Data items
+++

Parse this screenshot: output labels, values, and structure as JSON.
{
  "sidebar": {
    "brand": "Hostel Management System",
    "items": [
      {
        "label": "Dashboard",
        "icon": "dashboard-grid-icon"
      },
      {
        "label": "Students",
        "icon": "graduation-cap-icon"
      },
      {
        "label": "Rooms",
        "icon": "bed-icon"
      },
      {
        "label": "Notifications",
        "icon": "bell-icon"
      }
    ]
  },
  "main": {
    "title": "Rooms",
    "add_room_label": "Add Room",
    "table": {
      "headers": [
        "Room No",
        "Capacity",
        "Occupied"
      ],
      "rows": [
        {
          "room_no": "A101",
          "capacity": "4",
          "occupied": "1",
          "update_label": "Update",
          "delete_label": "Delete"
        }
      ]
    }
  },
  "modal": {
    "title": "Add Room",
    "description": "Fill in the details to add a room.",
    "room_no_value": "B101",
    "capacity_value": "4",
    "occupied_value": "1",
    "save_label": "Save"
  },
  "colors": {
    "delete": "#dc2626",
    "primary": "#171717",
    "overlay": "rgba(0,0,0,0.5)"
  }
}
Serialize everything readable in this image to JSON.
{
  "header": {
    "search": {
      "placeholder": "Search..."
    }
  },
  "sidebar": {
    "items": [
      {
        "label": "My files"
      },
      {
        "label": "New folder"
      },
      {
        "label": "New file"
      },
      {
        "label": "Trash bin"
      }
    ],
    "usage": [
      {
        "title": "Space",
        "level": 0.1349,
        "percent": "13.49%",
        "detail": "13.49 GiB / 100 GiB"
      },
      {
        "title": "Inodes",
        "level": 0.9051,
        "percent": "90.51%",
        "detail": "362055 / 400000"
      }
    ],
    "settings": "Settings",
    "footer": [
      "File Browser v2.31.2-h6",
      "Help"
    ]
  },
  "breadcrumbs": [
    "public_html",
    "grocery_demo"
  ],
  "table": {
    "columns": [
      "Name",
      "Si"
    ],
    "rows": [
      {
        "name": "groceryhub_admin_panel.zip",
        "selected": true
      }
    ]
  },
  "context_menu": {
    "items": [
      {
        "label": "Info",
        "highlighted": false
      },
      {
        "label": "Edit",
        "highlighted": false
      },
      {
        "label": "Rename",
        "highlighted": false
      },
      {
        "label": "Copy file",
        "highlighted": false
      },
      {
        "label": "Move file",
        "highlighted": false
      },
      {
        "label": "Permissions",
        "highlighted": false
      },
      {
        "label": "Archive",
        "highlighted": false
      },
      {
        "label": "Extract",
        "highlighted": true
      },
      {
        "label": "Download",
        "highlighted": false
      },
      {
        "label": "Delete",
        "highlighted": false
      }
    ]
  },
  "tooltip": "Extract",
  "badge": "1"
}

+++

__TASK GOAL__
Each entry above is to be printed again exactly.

__WRITTEN RESPONSE__
Parse this screenshot: output labels, values, and structure as JSON.
{
  "sidebar": {
    "brand": "Hostel Management System",
    "items": [
      {
        "label": "Dashboard",
        "icon": "dashboard-grid-icon"
      },
      {
        "label": "Students",
        "icon": "graduation-cap-icon"
      },
      {
        "label": "Rooms",
        "icon": "bed-icon"
      },
      {
        "label": "Notifications",
        "icon": "bell-icon"
      }
    ]
  },
  "main": {
    "title": "Rooms",
    "add_room_label": "Add Room",
    "table": {
      "headers": [
        "Room No",
        "Capacity",
        "Occupied"
      ],
      "rows": [
        {
          "room_no": "A101",
          "capacity": "4",
          "occupied": "1",
          "update_label": "Update",
          "delete_label": "Delete"
        }
      ]
    }
  },
  "modal": {
    "title": "Add Room",
    "description": "Fill in the details to add a room.",
    "room_no_value": "B101",
    "capacity_value": "4",
    "occupied_value": "1",
    "save_label": "Save"
  },
  "colors": {
    "delete": "#dc2626",
    "primary": "#171717",
    "overlay": "rgba(0,0,0,0.5)"
  }
}
Serialize everything readable in this image to JSON.
{
  "header": {
    "search": {
      "placeholder": "Search..."
    }
  },
  "sidebar": {
    "items": [
      {
        "label": "My files"
      },
      {
        "label": "New folder"
      },
      {
        "label": "New file"
      },
      {
        "label": "Trash bin"
      }
    ],
    "usage": [
      {
        "title": "Space",
        "level": 0.1349,
        "percent": "13.49%",
        "detail": "13.49 GiB / 100 GiB"
      },
      {
        "title": "Inodes",
        "level": 0.9051,
        "percent": "90.51%",
        "detail": "362055 / 400000"
      }
    ],
    "settings": "Settings",
    "footer": [
      "File Browser v2.31.2-h6",
      "Help"
    ]
  },
  "breadcrumbs": [
    "public_html",
    "grocery_demo"
  ],
  "table": {
    "columns": [
      "Name",
      "Si"
    ],
    "rows": [
      {
        "name": "groceryhub_admin_panel.zip",
        "selected": true
      }
    ]
  },
  "context_menu": {
    "items": [
      {
        "label": "Info",
        "highlighted": false
      },
      {
        "label": "Edit",
        "highlighted": false
      },
      {
        "label": "Rename",
        "highlighted": false
      },
      {
        "label": "Copy file",
        "highlighted": false
      },
      {
        "label": "Move file",
        "highlighted": false
      },
      {
        "label": "Permissions",
        "highlighted": false
      },
      {
        "label": "Archive",
        "highlighted": false
      },
      {
        "label": "Extract",
        "highlighted": true
      },
      {
        "label": "Download",
        "highlighted": false
      },
      {
        "label": "Delete",
        "highlighted": false
      }
    ]
  },
  "tooltip": "Extract",
  "badge": "1"
}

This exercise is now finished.